It is for the twentieth century to proclaim the rights of animals.
Whilst I have been writing the above lines Loute's voice has never ceased influencing my thoughts and urging on my pen. Dear old Loute little thinks how much that has done for the cause of its species. Heaven grant that neither the dog's work nor mine be in vain !
Translated by Alys Hallard.
FOREIGN AFFAIRS: A CHRONIQUE.
LONDON, October 22nd, 1908. The record for this month is the narrative of a crisis too complicated and far-reaching to be dealt with adequately in this abstract and brief chronicle even if we devote to it, as we must, the whole of our pages. No other topic competes. By comparison with it even the dullest of American Presidential contests becomes not only flat, but parochial. With the connection between the crisis and the new spirit of Hapsburg Imperialism we have dealt elsewhere. Here we have to trace more particularly the causes of the Bulgarian coup, the results of that daring but intelligible attack upon the diplomatic sanctity of the nominal status
course of the international negotiations leading up to the new European Conference-probable, though at
of writing not yet absolutely assured. Before endeavouring to disentangle the threads of this ravelled skein, let us give the most rapid summary of the march of events according to the calendar. On the first Sunday in October, the 4th of that month, the Treaty of Berlin was still in existence, a little torn at the edges, but sufficiently intact.
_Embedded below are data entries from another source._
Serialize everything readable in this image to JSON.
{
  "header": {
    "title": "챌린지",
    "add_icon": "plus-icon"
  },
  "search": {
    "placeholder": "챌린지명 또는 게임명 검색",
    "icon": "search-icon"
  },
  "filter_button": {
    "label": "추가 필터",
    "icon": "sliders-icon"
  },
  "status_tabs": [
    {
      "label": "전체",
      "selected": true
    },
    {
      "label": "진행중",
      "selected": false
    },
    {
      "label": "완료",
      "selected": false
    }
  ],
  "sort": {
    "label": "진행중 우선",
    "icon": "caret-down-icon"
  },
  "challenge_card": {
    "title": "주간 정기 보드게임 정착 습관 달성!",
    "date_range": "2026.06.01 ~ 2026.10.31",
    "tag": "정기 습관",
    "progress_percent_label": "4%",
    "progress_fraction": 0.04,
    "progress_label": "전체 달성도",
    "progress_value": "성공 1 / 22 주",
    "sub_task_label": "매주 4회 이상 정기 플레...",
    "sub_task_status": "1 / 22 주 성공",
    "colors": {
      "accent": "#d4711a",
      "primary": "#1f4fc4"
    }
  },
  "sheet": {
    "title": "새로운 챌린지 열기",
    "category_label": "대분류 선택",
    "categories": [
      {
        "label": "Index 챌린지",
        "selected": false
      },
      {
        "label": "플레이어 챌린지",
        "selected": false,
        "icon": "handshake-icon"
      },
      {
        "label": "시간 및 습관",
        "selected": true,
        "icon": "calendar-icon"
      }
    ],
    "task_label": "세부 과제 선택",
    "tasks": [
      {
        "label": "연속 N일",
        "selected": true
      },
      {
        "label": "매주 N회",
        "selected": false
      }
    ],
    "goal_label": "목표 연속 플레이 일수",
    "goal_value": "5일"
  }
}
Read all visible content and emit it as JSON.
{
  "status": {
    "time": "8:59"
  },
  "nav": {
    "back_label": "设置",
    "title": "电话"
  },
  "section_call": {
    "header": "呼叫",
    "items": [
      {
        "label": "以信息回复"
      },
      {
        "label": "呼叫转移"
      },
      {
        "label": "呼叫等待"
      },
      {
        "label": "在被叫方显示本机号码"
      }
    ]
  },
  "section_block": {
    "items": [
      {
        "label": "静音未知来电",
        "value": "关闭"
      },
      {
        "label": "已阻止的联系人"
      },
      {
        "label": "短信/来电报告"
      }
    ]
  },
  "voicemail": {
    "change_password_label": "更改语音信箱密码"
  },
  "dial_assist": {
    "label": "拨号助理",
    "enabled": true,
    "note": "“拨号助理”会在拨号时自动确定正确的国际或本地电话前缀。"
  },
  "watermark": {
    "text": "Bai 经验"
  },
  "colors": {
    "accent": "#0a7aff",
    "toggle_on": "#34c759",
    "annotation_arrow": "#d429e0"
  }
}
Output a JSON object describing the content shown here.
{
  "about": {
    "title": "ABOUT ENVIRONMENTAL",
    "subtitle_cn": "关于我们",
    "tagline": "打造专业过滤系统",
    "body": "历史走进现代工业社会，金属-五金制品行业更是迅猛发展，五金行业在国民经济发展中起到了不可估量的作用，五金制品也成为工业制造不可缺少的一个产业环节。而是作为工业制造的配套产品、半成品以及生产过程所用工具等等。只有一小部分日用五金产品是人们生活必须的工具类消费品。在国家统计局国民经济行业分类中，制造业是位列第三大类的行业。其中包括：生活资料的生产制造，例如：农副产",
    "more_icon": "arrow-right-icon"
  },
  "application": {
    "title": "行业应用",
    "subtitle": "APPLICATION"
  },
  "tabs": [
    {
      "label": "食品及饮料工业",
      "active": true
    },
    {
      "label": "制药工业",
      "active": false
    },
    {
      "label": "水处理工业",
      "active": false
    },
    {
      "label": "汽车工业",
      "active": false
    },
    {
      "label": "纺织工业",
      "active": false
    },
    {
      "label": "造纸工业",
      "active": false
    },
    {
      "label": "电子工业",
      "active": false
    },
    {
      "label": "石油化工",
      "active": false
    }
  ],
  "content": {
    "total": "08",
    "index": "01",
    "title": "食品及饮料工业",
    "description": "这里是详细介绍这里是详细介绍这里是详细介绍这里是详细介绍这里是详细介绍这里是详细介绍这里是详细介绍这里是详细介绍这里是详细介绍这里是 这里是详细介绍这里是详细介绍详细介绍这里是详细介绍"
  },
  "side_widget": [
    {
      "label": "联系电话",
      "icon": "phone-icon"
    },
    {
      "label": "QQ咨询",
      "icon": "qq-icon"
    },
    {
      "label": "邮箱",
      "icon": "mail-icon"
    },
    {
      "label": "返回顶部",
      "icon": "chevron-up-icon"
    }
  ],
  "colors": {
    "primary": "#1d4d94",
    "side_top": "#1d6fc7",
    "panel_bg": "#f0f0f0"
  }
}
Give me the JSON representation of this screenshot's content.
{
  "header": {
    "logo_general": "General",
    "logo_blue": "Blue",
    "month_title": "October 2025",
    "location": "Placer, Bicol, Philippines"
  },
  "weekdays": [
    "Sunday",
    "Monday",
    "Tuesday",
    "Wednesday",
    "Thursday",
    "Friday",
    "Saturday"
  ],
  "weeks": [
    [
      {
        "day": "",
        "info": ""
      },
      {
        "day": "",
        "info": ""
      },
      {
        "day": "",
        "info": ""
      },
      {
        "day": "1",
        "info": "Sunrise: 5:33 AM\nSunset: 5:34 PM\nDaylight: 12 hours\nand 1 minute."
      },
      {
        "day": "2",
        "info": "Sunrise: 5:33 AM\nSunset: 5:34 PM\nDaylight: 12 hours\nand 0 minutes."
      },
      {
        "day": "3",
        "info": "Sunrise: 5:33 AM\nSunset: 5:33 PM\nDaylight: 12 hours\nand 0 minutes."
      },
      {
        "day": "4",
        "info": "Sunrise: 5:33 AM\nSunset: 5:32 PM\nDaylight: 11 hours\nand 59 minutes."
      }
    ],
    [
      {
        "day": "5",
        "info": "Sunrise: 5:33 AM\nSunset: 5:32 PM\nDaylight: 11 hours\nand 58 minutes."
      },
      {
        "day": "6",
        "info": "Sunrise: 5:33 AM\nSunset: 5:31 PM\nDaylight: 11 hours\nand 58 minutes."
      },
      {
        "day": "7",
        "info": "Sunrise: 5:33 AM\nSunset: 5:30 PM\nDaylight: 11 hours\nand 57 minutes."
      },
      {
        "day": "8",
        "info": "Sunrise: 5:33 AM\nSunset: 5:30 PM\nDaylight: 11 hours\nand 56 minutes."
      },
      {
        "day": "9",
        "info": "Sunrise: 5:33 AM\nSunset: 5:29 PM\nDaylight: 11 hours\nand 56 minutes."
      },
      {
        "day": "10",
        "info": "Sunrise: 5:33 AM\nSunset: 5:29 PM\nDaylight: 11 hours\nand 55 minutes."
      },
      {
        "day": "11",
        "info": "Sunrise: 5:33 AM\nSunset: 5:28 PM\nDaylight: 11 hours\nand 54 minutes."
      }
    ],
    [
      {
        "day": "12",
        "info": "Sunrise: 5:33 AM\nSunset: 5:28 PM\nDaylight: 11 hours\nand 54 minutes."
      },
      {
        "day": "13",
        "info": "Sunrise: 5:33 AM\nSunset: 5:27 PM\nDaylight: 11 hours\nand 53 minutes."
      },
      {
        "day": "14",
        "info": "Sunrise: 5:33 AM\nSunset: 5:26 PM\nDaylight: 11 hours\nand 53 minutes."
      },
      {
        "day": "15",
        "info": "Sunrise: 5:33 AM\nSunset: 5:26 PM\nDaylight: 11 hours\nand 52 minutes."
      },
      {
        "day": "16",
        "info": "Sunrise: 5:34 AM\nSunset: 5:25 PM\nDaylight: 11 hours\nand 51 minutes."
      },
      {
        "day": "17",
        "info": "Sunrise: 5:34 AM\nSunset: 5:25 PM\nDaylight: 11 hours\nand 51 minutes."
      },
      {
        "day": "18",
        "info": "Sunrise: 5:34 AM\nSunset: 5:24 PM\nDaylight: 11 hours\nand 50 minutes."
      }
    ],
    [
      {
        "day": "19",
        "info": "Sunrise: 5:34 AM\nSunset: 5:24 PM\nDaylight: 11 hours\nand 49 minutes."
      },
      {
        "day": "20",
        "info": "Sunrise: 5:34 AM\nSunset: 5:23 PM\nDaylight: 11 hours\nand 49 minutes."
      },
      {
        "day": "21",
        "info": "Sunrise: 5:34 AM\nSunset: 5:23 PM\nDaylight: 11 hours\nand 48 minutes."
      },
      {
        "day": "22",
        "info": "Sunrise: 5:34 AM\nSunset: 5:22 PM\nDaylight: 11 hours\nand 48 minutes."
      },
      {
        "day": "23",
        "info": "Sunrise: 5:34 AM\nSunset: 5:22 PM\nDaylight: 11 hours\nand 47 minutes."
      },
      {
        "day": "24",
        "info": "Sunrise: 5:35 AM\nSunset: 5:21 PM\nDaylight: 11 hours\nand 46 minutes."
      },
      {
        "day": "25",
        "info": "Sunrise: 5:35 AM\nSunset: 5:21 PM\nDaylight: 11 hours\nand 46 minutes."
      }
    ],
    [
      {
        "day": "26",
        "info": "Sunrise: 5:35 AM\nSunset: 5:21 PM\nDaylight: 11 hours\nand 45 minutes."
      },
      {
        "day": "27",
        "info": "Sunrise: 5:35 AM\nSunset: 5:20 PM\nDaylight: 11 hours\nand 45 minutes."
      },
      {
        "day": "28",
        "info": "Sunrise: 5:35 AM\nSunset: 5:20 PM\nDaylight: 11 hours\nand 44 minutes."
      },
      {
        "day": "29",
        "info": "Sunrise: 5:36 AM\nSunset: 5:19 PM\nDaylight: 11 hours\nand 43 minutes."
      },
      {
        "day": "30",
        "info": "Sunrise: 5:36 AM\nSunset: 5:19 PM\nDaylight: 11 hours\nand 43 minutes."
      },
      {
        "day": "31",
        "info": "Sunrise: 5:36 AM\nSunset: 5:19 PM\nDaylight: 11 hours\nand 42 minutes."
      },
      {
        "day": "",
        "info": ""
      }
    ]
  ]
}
Within twenty-four hours it had perished as completely and ignominiously as though burnt by the common hangman. On Monday, the 5th, the Principality of Bulgaria repudiated the Sultan's suzerainty, and declared itself an independent kingdom. On Tuesday, as explained elsewhere, “we, Francis Joseph I., Emperor of Austria, King of Bohemia and Apostolic King of Hungary," in the sixtieth year of our reign, extended “the rights of our suzerainty to Bosnia and to Herzegovina" —thus repudiating the sovereign rights of the Sultan as expressly reserved in the separate Convention of 1879. On Wednesday Prince Nicholas repudiated the Berlin Treaty as respects Clause 29, giving Austria the right to restrict the freedom of the Montenegrin seaboard. On Thursday was received the intelligence that Crete had proclaimed its union with Greece. On the Friday British warships were ordered to the Ægean. On the Saturday M. Isvolsky and Sir Edward Grey held the first of their conversations in London. No one week for many years may hereafter appear more memorable in its whole character and consequences. Meanwhile, over the head of Europe the sword seemed to be suspended by the thread. While Sofia surged in triumph, Belgrade seethed with rage. It seemed for one tense moment as though the Serbs might throw themselves upon Austria in even a madder mood of recklessness than when they flung themselves against the Turks in 1876. In Constantiņople the Grand Vizier Kiamil and his colleagues conducted themselves throughout with admirable judgment and composure. There were not wanting voices for war. But the Young Turks, profound